China’s real estate crisis deepens amid homebuyer boycott movement

The crisis in China’s property market, exemplified by the default of Evergrande, the country’s most indebted real estate developer last November, is spreading. It is threatening a significant fall in economic growth under conditions where the government is battling to deal with the effects of the COVID pandemic.

Residential buildings developed by Evergrande in Yuanyang. (Photo: Wikimedia Commons)

Over the past few weeks, a home-buyer boycott movement has developed in which purchasers are refusing to continue payments for apartments they have purchased but which are still under construction.

In the past, the pre-delivery sales agreements have been a mainstay for property development as real estate companies have received money for projects not yet completed, enabling them to finance the next one.

The movement is extending with the Australian Broadcasting Corporation (ABC) reporting that hundreds of smaller companies involved in property development are threatening to halt loan payments because they are not receiving payments from the major developers.
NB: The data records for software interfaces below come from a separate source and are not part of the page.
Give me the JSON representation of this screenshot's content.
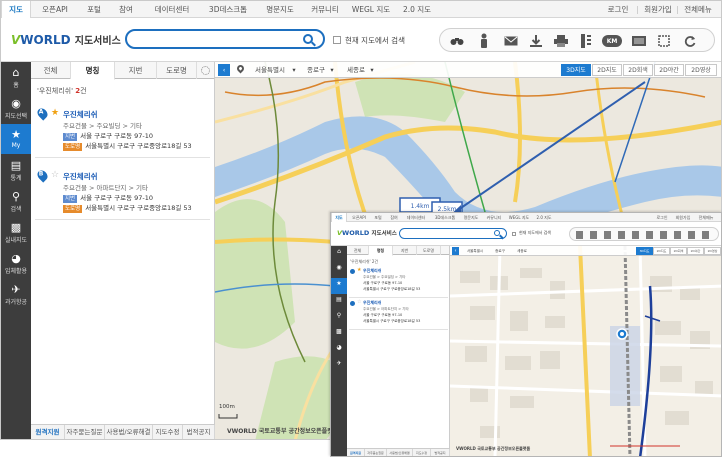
{
  "top_nav": {
    "items": [
      "지도",
      "오픈API",
      "포털",
      "참여",
      "데이터센터",
      "3D데스크톱",
      "명문지도",
      "커뮤니티",
      "WEGL 지도",
      "2.0 지도"
    ],
    "utility": [
      "로그인",
      "회원가입",
      "전체메뉴"
    ]
  },
  "brand": {
    "v": "V",
    "word": "WORLD",
    "service": "지도서비스"
  },
  "search": {
    "value": "",
    "scope_label": "현재 지도에서 검색"
  },
  "toolbar": {
    "icons": [
      "binoculars-icon",
      "person-icon",
      "mail-icon",
      "download-icon",
      "print-icon",
      "ruler-icon",
      "distance-km-icon",
      "area-measure-icon",
      "select-box-icon",
      "refresh-icon"
    ],
    "km_label": "KM"
  },
  "sidebar": {
    "items": [
      {
        "label": "홈",
        "icon": "home-icon"
      },
      {
        "label": "지도선택",
        "icon": "map-pin-icon"
      },
      {
        "label": "My",
        "icon": "star-icon"
      },
      {
        "label": "통계",
        "icon": "bar-chart-icon"
      },
      {
        "label": "검색",
        "icon": "search-icon"
      },
      {
        "label": "실내지도",
        "icon": "indoor-icon"
      },
      {
        "label": "입체활용",
        "icon": "globe-icon"
      },
      {
        "label": "과거항공",
        "icon": "plane-icon"
      }
    ]
  },
  "panel": {
    "tabs": [
      "전체",
      "명칭",
      "지번",
      "도로명"
    ],
    "summary_query": "'우진체리쉬'",
    "summary_count": "2",
    "summary_unit": "건",
    "results": [
      {
        "marker": "A",
        "name": "우진체리쉬",
        "category": "주요건물 > 주요빌딩 > 기타",
        "jibun_badge": "지번",
        "jibun": "서울 구로구 구로동 97-10",
        "road_badge": "도로명",
        "road": "서울특별시 구로구 구로중앙로18길 53"
      },
      {
        "marker": "B",
        "name": "우진체리쉬",
        "category": "주요건물 > 아파트단지 > 기타",
        "jibun_badge": "지번",
        "jibun": "서울 구로구 구로동 97-10",
        "road_badge": "도로명",
        "road": "서울특별시 구로구 구로중앙로18길 53"
      }
    ],
    "bottom_links": [
      "원격지원",
      "자주묻는질문",
      "사용법/오류해결",
      "지도수정",
      "법적공지"
    ]
  },
  "map_toolbar": {
    "city": "서울특별시",
    "district": "종로구",
    "dong": "세종로",
    "modes": [
      "3D지도",
      "2D지도",
      "2D회색",
      "2D야간",
      "2D영상"
    ],
    "active_mode": "3D지도"
  },
  "map": {
    "scale_labels": [
      "1.4km",
      "2.5km"
    ],
    "copyright": "VWORLD 국토교통부 공간정보오픈플랫폼",
    "zoom_label": "100m"
  },
  "inset": {
    "search_scope": "현재 지도에서 검색",
    "summary": "'우진체리쉬' 2건",
    "map_city": "서울특별시",
    "map_district": "종로구",
    "map_dong": "세종로"
  },
  "colors": {
    "accent": "#1d7bd0",
    "sidebar_bg": "#3d3d3d",
    "river": "#a9c8e8",
    "major_road": "#f6cf58",
    "park": "#cfe3b5",
    "count_red": "#d0332a"
  }
}
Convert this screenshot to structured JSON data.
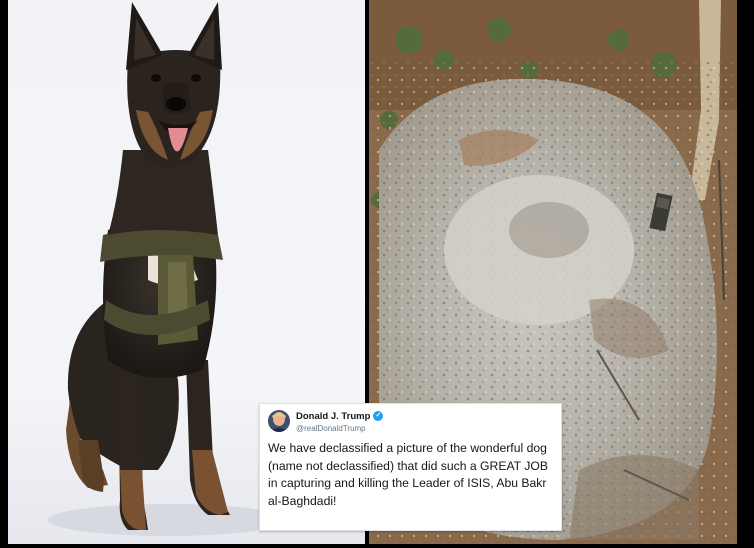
{
  "tweet": {
    "author_name": "Donald J. Trump",
    "handle": "@realDonaldTrump",
    "text": "We have declassified a picture of the wonderful dog (name not declassified) that did such a GREAT JOB in capturing and killing the Leader of ISIS, Abu Bakr al-Baghdadi!"
  },
  "colors": {
    "verified_badge": "#1da1f2",
    "tweet_bg": "#ffffff",
    "backdrop": "#f4f5f8"
  },
  "icons": [
    "verified-badge-icon"
  ]
}
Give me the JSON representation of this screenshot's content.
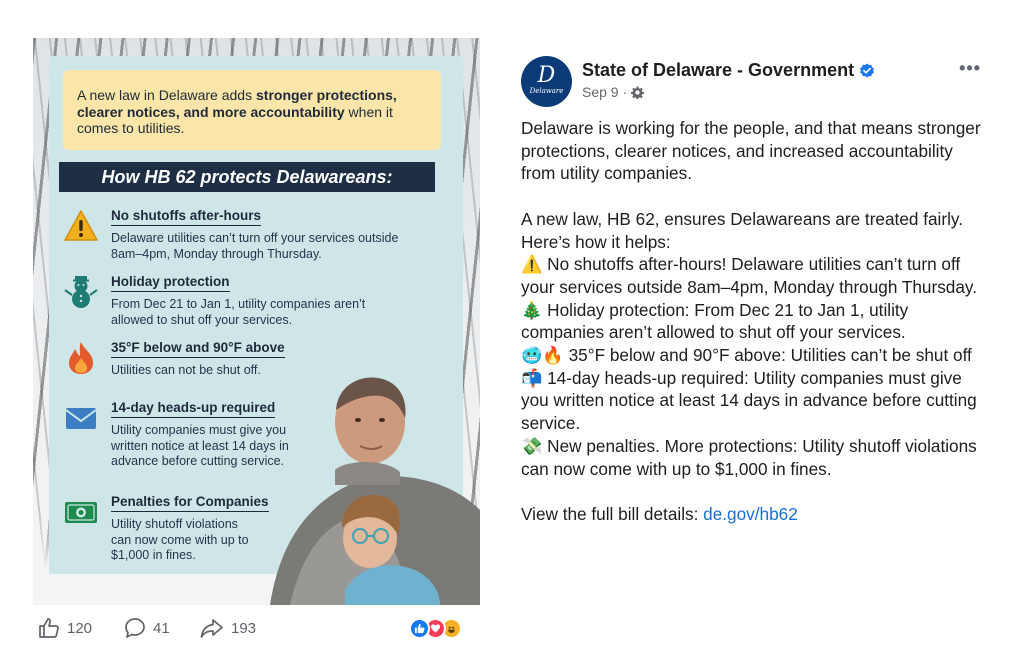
{
  "image": {
    "notice_prefix": "A new law in Delaware adds ",
    "notice_bold": "stronger protections, clearer notices, and more accountability",
    "notice_suffix": " when it comes to utilities.",
    "banner": "How HB 62 protects Delawareans:",
    "items": [
      {
        "title": "No shutoffs after-hours",
        "text": "Delaware utilities can’t turn off your services outside 8am–4pm, Monday through Thursday.",
        "icon": "warning-icon"
      },
      {
        "title": "Holiday protection",
        "text": "From Dec 21 to Jan 1, utility companies aren’t allowed to shut off your services.",
        "icon": "snowman-icon"
      },
      {
        "title": "35°F below and 90°F above",
        "text": "Utilities can not be shut off.",
        "icon": "flame-icon"
      },
      {
        "title": "14-day heads-up required",
        "text": "Utility companies must give you written notice at least 14 days in advance before cutting service.",
        "icon": "envelope-icon"
      },
      {
        "title": "Penalties for Companies",
        "text": "Utility shutoff violations can now come with up to $1,000 in fines.",
        "icon": "money-icon"
      }
    ]
  },
  "actions": {
    "likes": "120",
    "comments": "41",
    "shares": "193"
  },
  "post": {
    "page_name": "State of Delaware - Government",
    "date": "Sep 9",
    "avatar_mono": "D",
    "avatar_word": "Delaware",
    "lines": [
      "Delaware is working for the people, and that means stronger protections, clearer notices, and increased accountability from utility companies.",
      "A new law, HB 62, ensures Delawareans are treated fairly. Here’s how it helps:",
      "⚠️ No shutoffs after-hours! Delaware utilities can’t turn off your services outside 8am–4pm, Monday through Thursday.",
      "🎄 Holiday protection: From Dec 21 to Jan 1, utility companies aren’t allowed to shut off your services.",
      "🥶🔥 35°F below and 90°F above: Utilities can’t be shut off",
      "📬 14-day heads-up required: Utility companies must give you written notice at least 14 days in advance before cutting service.",
      "💸 New penalties. More protections: Utility shutoff violations can now come with up to $1,000 in fines."
    ],
    "link_prefix": "View the full bill details: ",
    "link_text": "de.gov/hb62"
  },
  "colors": {
    "panel": "#cfe6e9",
    "notice": "#fbe5a8",
    "banner": "#1e2f45",
    "link": "#1a6fd4",
    "verified": "#1877f2"
  }
}
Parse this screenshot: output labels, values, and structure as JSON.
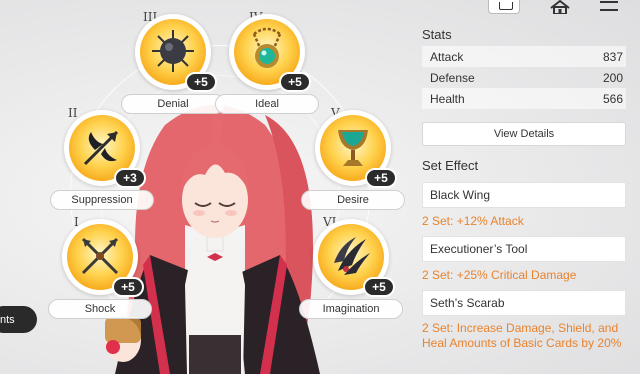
{
  "slots": [
    {
      "roman": "III",
      "level": "+5",
      "name": "Denial",
      "icon": "spiked-mace-icon"
    },
    {
      "roman": "IV",
      "level": "+5",
      "name": "Ideal",
      "icon": "green-pendant-icon"
    },
    {
      "roman": "II",
      "level": "+3",
      "name": "Suppression",
      "icon": "black-wing-arrow-icon"
    },
    {
      "roman": "V",
      "level": "+5",
      "name": "Desire",
      "icon": "golden-chalice-icon"
    },
    {
      "roman": "I",
      "level": "+5",
      "name": "Shock",
      "icon": "crossed-blades-icon"
    },
    {
      "roman": "VI",
      "level": "+5",
      "name": "Imagination",
      "icon": "dark-claw-icon"
    }
  ],
  "hint": {
    "label": "nts"
  },
  "topbar": {
    "icons": [
      "id-card-icon",
      "home-icon",
      "menu-icon"
    ]
  },
  "stats": {
    "title": "Stats",
    "rows": [
      {
        "label": "Attack",
        "value": "837"
      },
      {
        "label": "Defense",
        "value": "200"
      },
      {
        "label": "Health",
        "value": "566"
      }
    ],
    "view_details": "View Details"
  },
  "set_effect": {
    "title": "Set Effect",
    "sets": [
      {
        "name": "Black Wing",
        "desc": "2 Set: +12% Attack"
      },
      {
        "name": "Executioner’s Tool",
        "desc": "2 Set: +25% Critical Damage"
      },
      {
        "name": "Seth’s Scarab",
        "desc": "2 Set: Increase Damage, Shield, and Heal Amounts of Basic Cards by 20%"
      }
    ]
  },
  "colors": {
    "accent_orange": "#e8832e",
    "orb_gold": "#f6a313",
    "badge_dark": "#2b2b2b"
  }
}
The ABC cited a joint statement signed by a group of suppliers to Evergrande in Hubei province saying they are “broke” and will stop paying loans. Addressed to banks and provincial authorities, the statement said: “Evergrande should be held responsible for any consequence that follows because of the chain reaction of the supply-chain crisis.”

While the home-buyer boycott movement is so far relatively small in relation to the total market—the Financial Times reported earlier this month that some 300 projects were involved—its growth has sparked concern at top levels of the government.

The FT reported on Monday that China’s State Council last week passed a plan to establish a real estate fund worth up to 300 billion renminbi ($44.4 billion) to support at least a dozen property development companies.

Initially the China Construction Bank and China’s central bank will inject 80 billion renminbi into the fund, and then possibly to 300 billion renminbi, to revive stalled construction projects.

The amounts of money involved are not small. According to a report published by Bloomberg on Monday: “Construction halts may affect 4.7 trillion yuan worth of homes in China, and up to 1.4 trillion yuan, or about 1.3 percent of the nation’s gross domestic product, may be needed to complete them.” [The yuan is another name for the renminbi.]

Source link

Leave a Comment

Your email address will not be published. Required fields are marked *